the covariant components are $$F_{\mu\nu}=\begin{bmatrix} 0 && E_x && E_y && E_z \\ -E_x && 0 && -B_z && B_y \\ -E_y && B_z && 0 && -B_x \\ -E_z && -B_y && B_x && 0 \\ \end{bmatrix},$$

and the two mixed forms are $$F^{\mu}_{\ \ \ \nu}=\begin{bmatrix} 0 && E_x && E_y && E_z \\ E_x && 0 && B_z && -B_y \\ E_y && -B_z && 0 && B_x \\ E_z && B_y && -B_x && 0 \\ \end{bmatrix}$$

and $$F^{\ \ \nu}_{\mu}=\begin{bmatrix} 0 && -E_x && -E_y && -E_z \\ -E_x && 0 && B_z && -B_y \\ -E_y && -B_z && 0 && B_x \\ -E_z && B_y && -B_x && 0 \\ \end{bmatrix}.$$

(I hope I got all the signs right.)

• I haven't worked it out, but I imagine that for a symmetric tensor, the components of $T^\mu{}_\nu$ and $T_\mu{}^\nu$ are the same...?
– user4552
Nov 16, 2018 at 1:38
• Yes. Suppose $T_{\mu\nu}=T_{\nu\mu}$. Then $$T^\mu_{\;\;\nu}=g^{\mu\lambda}T_{\lambda\nu}=g^{\mu\lambda}T_{\nu\lambda}=T_\nu^{\;\;\mu}.$$ A symmetric 2-index tensor is symmetric regardless of whether the indices are up, down, or mixed.

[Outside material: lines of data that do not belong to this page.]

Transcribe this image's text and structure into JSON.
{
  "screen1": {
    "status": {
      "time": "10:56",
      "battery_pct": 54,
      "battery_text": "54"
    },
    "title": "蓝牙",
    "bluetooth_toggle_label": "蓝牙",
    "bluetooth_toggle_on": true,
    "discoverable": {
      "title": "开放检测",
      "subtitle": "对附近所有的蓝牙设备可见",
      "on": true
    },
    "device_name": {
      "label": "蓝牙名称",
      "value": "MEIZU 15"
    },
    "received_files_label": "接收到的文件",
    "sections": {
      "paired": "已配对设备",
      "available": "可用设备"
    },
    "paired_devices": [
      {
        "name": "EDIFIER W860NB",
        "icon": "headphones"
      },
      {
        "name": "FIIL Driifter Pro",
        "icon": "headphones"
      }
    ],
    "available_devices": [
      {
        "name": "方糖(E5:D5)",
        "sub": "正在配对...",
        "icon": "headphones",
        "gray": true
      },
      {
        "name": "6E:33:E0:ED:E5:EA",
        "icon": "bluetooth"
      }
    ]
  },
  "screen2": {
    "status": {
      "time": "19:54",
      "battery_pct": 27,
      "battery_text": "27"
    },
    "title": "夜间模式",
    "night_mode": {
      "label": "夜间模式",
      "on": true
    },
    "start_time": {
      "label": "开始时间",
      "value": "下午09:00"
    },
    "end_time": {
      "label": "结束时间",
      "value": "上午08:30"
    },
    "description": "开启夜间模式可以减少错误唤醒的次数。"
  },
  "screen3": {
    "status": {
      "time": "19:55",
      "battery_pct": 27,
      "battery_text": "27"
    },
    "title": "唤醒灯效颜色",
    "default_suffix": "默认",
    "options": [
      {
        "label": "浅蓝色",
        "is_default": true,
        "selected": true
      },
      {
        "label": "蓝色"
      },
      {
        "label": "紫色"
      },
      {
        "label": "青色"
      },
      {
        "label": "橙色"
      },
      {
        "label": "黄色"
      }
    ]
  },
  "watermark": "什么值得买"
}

Nov 16, 2018 at 4:50
• The same applies to antisymmetry: Antisymmetric contravariant components $F^{\mu\nu}=-F^{\nu\mu}$ imply antisymmetric covariant components $F_{\mu\nu}=-F_{\nu\mu}$ and antisymmetric mixed components $F^\mu_{\;\;\nu}=-F_\nu^{\;\;\mu}$. The first two mean that the matrices representing $F{\mu\nu}$ and $F{\mu\nu}$ are antisymmetric, but in the mixed case the matrices are NOT antisymmetric! The antisymmetric tensor relation is a relation between two different matrices (the third and the fourth above) in this case. Nov 16, 2018 at 5:41
• I suppose this can happen in the symmetric case as well: $T^\mu_{\;\;\nu}$ may not be a symmetric matrix, but it is symmetrically related to $T_\nu^{\;\mu}$. Nov 16, 2018 at 5:45